This letter is to help you when considering what is “fair” to pay a freelancer. Please, understand that there is a lot behind-the-scenes that you don’t see¬†going into your project. If you’ve done your homework (checked their website, looked at reviews, met with them in person/talked over the phone/emailed), then you know the freelancer you’re considering is a professional. He/she is educated, skilled, and talented. That stuff takes *time*, and a lot of it. If you’re hiring a professional because they possess a skill you do not have, consider how long it would take you to acquire the skills you want to hire a freelancer for…because it’s likely they have been developing these skills over years. Would it take you 20 hours to learn to take wedding portraits? At the current federal minimum wage that’s $145. Plus all of the equipment, that’s easily hundreds, if not thousands, of dollars. Then there’s the time they spend scouting locations, communicating with you, accommodating weather conditions, sifting through photos, editing, and actually taking the images. Doing the math? It’s a lot more than what they’re probably asking.

Granted, they didn’t spend all of that time learning to take on only you as a client, that education is reusable and can be built upon, but that doesn’t lessen the value of the expertise they are providing you. When it comes to freelancers, as with almost everything, you typically get what you pay for. Most freelance industries, like graphic design, photography, event planning, etc are decently regulated, meaning that each person tries to stay competitive price-wise. Obviously, this differs from market to market, but do shop around and *talk* to people, don’t just browse their rates online.
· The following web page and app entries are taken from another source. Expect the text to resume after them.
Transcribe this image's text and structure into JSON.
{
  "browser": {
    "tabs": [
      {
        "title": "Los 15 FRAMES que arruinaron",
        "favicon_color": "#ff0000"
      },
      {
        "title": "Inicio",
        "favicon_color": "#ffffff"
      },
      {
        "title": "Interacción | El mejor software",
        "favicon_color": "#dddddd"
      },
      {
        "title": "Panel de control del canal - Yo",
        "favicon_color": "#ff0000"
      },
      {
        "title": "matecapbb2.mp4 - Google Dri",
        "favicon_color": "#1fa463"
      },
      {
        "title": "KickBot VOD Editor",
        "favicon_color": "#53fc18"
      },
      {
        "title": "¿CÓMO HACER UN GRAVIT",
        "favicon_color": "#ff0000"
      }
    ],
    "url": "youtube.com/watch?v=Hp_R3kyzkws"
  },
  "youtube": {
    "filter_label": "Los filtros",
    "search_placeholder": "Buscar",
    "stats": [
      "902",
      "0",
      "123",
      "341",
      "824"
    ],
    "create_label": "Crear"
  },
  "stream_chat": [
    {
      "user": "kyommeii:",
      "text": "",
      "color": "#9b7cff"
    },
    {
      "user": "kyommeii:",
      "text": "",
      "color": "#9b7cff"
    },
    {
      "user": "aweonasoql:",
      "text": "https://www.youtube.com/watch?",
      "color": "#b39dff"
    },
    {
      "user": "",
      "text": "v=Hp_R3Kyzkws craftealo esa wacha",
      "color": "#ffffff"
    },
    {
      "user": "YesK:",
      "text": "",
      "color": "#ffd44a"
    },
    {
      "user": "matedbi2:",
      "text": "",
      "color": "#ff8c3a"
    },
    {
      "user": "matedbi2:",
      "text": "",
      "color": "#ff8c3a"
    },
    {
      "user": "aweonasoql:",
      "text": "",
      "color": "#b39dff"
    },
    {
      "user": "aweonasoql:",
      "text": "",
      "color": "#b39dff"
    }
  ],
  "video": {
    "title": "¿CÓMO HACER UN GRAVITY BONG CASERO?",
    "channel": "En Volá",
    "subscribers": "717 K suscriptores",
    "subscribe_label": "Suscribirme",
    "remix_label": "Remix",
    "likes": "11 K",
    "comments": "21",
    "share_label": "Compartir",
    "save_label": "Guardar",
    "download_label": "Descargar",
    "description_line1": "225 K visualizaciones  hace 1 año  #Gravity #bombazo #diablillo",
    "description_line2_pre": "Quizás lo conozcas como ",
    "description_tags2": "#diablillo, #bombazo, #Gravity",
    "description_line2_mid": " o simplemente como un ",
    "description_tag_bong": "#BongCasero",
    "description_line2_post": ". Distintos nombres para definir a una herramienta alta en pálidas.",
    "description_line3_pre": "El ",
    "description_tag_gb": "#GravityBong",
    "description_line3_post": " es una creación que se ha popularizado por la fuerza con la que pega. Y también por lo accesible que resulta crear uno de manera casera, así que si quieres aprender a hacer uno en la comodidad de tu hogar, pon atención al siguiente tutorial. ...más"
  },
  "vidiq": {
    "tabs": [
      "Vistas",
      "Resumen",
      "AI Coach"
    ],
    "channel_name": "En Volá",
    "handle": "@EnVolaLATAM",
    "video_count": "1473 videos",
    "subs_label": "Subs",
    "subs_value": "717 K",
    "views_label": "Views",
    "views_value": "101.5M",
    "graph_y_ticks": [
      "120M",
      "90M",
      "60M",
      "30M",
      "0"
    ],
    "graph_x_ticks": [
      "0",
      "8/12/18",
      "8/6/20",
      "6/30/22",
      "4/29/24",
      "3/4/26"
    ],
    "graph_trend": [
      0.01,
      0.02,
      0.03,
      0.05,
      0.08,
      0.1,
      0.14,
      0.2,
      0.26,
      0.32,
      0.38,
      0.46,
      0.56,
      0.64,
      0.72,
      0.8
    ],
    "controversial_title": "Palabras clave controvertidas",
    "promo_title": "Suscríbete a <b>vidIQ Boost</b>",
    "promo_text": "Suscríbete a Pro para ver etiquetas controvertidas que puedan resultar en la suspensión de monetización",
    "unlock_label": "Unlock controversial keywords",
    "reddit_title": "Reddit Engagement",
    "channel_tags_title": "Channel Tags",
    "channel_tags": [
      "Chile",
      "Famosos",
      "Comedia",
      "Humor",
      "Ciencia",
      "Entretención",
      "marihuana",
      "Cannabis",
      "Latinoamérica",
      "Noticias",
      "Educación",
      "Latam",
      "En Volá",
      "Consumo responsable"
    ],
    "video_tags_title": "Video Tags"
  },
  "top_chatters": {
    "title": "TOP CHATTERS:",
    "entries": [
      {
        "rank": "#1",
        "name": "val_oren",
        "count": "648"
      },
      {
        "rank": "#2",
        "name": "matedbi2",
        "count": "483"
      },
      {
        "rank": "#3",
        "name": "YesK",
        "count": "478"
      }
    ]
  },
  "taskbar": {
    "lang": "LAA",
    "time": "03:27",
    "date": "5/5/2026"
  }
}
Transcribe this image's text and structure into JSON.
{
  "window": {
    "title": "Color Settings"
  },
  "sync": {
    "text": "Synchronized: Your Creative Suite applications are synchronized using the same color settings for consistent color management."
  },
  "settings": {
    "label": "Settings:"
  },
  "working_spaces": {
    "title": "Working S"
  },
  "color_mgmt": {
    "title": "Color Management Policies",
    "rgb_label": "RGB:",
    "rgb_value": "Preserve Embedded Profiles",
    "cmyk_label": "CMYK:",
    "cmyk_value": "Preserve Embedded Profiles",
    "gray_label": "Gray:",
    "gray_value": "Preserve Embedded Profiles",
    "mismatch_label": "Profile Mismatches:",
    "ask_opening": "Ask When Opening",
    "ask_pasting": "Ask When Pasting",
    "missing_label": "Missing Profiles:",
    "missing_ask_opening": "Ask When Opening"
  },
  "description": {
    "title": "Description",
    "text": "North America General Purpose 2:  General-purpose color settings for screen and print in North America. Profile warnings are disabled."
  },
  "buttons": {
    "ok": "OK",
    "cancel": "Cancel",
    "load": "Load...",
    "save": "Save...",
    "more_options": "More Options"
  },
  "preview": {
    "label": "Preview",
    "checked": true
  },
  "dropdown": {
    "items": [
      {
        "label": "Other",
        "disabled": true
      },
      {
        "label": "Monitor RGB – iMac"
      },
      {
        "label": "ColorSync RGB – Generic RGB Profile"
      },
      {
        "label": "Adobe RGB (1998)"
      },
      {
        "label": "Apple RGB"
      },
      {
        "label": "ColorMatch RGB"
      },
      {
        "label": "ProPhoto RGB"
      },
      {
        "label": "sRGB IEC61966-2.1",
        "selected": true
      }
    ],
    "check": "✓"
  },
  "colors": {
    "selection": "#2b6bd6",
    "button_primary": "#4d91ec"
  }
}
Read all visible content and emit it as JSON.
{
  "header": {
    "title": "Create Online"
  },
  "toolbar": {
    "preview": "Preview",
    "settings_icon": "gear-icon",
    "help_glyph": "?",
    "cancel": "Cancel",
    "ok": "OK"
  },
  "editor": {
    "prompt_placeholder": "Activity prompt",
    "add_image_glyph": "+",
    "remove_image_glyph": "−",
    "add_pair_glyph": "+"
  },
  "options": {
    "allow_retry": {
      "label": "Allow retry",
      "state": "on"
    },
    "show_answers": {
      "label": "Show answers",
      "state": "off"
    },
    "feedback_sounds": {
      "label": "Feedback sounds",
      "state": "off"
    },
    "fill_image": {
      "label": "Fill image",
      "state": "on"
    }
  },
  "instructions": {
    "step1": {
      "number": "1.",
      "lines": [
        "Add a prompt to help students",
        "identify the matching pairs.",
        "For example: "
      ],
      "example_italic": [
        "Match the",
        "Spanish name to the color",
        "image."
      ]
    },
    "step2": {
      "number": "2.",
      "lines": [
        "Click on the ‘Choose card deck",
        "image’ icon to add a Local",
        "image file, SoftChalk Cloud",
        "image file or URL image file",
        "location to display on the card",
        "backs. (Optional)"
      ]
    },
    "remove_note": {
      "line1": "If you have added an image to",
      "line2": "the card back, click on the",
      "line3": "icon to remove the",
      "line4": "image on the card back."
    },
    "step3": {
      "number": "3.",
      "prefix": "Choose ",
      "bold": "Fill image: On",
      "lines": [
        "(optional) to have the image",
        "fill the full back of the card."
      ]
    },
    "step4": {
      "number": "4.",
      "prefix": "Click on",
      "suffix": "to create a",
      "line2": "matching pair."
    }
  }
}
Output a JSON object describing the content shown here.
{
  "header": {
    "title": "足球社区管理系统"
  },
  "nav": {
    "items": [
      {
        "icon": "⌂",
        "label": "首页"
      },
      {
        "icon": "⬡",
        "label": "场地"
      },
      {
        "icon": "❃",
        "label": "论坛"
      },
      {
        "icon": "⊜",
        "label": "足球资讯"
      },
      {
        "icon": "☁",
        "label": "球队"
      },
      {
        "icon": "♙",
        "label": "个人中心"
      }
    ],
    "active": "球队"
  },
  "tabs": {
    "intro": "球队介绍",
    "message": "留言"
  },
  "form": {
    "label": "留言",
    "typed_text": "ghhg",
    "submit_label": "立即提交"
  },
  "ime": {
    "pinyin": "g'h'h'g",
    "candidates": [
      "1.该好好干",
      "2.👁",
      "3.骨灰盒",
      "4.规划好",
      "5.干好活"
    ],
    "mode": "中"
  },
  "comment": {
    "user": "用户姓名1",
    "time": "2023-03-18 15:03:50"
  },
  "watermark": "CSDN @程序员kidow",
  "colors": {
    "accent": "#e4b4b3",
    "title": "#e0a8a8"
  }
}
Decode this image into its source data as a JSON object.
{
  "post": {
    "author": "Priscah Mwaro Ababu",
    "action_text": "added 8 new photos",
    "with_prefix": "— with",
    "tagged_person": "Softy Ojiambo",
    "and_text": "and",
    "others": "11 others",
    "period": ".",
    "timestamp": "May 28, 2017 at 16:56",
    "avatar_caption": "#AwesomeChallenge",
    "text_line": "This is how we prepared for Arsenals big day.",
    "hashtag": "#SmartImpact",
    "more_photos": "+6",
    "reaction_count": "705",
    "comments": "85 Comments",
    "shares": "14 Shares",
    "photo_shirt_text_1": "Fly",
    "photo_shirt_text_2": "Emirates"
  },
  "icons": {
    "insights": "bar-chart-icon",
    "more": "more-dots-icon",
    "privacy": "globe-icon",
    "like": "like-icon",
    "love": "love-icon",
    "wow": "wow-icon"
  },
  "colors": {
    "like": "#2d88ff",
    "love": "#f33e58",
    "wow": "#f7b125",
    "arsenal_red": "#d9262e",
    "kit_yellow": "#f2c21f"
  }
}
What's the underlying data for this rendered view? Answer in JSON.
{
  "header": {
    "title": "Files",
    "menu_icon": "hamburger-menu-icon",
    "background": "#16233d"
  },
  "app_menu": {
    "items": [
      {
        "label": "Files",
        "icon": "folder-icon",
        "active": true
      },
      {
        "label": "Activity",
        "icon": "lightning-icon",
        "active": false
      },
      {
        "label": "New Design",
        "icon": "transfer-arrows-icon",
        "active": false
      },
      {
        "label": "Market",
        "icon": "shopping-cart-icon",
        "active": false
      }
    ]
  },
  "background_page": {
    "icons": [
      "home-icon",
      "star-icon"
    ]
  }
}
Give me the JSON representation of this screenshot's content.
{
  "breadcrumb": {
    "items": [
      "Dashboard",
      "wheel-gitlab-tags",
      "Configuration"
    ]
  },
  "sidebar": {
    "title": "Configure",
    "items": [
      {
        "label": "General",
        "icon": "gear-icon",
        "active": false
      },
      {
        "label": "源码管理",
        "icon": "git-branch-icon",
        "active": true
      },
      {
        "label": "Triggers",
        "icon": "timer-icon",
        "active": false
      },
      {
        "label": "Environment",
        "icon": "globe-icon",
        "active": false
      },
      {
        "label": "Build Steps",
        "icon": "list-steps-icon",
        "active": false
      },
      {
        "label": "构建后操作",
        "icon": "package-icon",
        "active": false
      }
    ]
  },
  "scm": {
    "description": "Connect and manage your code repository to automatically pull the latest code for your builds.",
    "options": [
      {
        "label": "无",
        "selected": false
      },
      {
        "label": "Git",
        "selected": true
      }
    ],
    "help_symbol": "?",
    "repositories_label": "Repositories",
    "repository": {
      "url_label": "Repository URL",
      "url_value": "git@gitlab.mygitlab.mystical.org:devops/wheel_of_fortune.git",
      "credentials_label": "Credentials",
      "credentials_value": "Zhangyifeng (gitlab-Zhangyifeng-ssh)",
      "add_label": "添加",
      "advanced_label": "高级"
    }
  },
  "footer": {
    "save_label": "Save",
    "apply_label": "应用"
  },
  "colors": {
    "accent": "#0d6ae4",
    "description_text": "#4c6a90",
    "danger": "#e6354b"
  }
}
To conclude: communicate, communicate, communicate. Being upfront about expectations and what you think those expectations should cost is a great way for both sides to feel comfortable. And keep communicating! Shying away from the money talk does not make it go away. If you, as a service seeker, trust the freelancer you’ve found, then you can trust they will charge you fairly. After all, a satisfied customer is one that provides positive testimonies and reuses that freelancer. Freelancer, do your utmost to be that trustworthy. If the project was easier than expected, return that buffer money, but know what you are worth.


Keep creating.